Early studies from China suggested a link between low selenium levels and liver cancer. In China, high rates of hepatitis B virus (HBV) infection and primary liver cancer (PLC) are present in Qidong county. Epidemiological surveys demonstrated an inverse association between selenium level and regional cancer incidence, as well as HBV infection. Four-year animal studies showed that dietary supplement of selenium reduced the HBV infection by 77.2% and liver precancerous lesion by 75.8% of ducks, caused by exposure to natural environmental etiologic factors.
In 1991, Yu et al. reported on an on-going liver cancer study. (57) The researchers found a significantly reduced risk for liver cancer in those who used selenium supplements for two years. In the 2-year intervention trial the incidence of primary liver cancer was significantly less (p<0.05) in selenium supplemented subjects (10 of 1444; 0.69%) compared to control subjects (13 of 1030; 1.26%).

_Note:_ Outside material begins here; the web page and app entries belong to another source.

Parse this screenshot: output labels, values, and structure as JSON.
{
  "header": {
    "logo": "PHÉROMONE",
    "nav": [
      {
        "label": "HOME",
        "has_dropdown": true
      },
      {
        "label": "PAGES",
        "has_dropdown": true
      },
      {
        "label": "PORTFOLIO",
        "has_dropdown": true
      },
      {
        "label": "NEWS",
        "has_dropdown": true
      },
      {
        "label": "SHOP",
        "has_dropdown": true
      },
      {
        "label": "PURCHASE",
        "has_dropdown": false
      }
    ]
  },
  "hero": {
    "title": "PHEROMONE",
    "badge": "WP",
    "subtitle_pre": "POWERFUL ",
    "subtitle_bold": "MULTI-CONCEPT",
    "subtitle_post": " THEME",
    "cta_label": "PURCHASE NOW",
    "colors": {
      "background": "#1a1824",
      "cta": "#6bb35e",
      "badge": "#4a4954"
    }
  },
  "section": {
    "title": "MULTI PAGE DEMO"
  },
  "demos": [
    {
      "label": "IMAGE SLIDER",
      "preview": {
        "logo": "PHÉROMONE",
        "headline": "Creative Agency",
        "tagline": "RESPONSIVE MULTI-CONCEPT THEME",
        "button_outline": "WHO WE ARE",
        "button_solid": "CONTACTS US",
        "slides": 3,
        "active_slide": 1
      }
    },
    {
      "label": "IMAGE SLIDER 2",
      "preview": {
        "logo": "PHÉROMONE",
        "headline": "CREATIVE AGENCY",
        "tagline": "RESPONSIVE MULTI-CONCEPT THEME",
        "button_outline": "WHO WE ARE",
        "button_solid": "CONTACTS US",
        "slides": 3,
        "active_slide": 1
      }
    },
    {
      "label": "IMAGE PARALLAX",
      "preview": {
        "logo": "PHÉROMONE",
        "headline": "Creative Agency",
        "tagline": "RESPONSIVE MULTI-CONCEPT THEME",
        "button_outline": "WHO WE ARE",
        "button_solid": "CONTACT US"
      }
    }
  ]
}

In 1997, Yu et al. published the results of their intervention trial among the general population of 130,471 residents of Qidong. (96) Individuals in five townships were involved for observation of the preventive effect of selenium. The 8-year follow-up data showed reduced PLC incidence by 35.1% in selenized table salt supplemented vs. the nonsupplemented population. On withdrawal of selenium from the treated group, PLC incidence rate began to increase. However, the inhibitory response to HBV was sustained during the 3-yr cessation of treatment. The clinical study among 226 Hepatitis B Surface Antigen (HBsAg)-positive persons provided either 200 micrograms of selenium in the form of selenized yeast tablet or an identical placebo of yeast tablet daily for 4 years showed that 7 of 113 subjects were diagnosed as having PLC in the placebo group, whereas no incidence of PLC was found in 113 subjects supplemented with selenium. Again on cessation of treatment, PLC developed at a rate comparable to that in the control group, demonstrating that a continuous intake of selenium is essential to sustain the chemopreventive effect.
In 1999, Yu et al. published a “nested” case-control study which determined that there was a significant inverse relationship between selenium levels in stored plasma and later development of liver cancer in 7,000 Taiwanese men. (43)
In an intervention trial published in 2000, Li et al. measured the preventive effects of selenium on primary liver cancer. (98) According to the English language abstract, after screening of blood samples in 18,000 males from 20 to 65 years-old in Qidong, Jiangsu province, 2,065 cases of HBsAg positive, AFP negative and normal liver function (normal ALT values) were found. The subjects were randomly divided into two groups; 1,112 subjects (experimental group) received one tablet of sodium selenite (0.5 mg Se) every day and 953 subjects (control group) received one placebo tablet every day. During three years of intervention and follow up, the blood selenium concentration and glutathione peroxidase activity of the subjects in the experimental group were increased and had significant difference as compared with those of the control group (P < 0.01). At the same time, the prevalence rate of micronucleus cells in peripheral blood lymphocytes in the experimental group was significantly lower than that of the control group (P < 0.01), and the incidence of new liver cancer in the experimental group (3 057.55/10(6), 34 cases out of 1,112 subjects) was significantly lower than the control group (5 981.11/10(6); 57 cases out of 953 subjects) (P < 0.01).
The researchers concluded that, “the results confirms that selenium supplementation in general populations lived in high risk is effective in the prevention of liver cancer and the using of selenium tablets is simple and feasible.”
Thus, there is credible evidence from four intervention trials that selenium decreases the risk of developing liver cancer.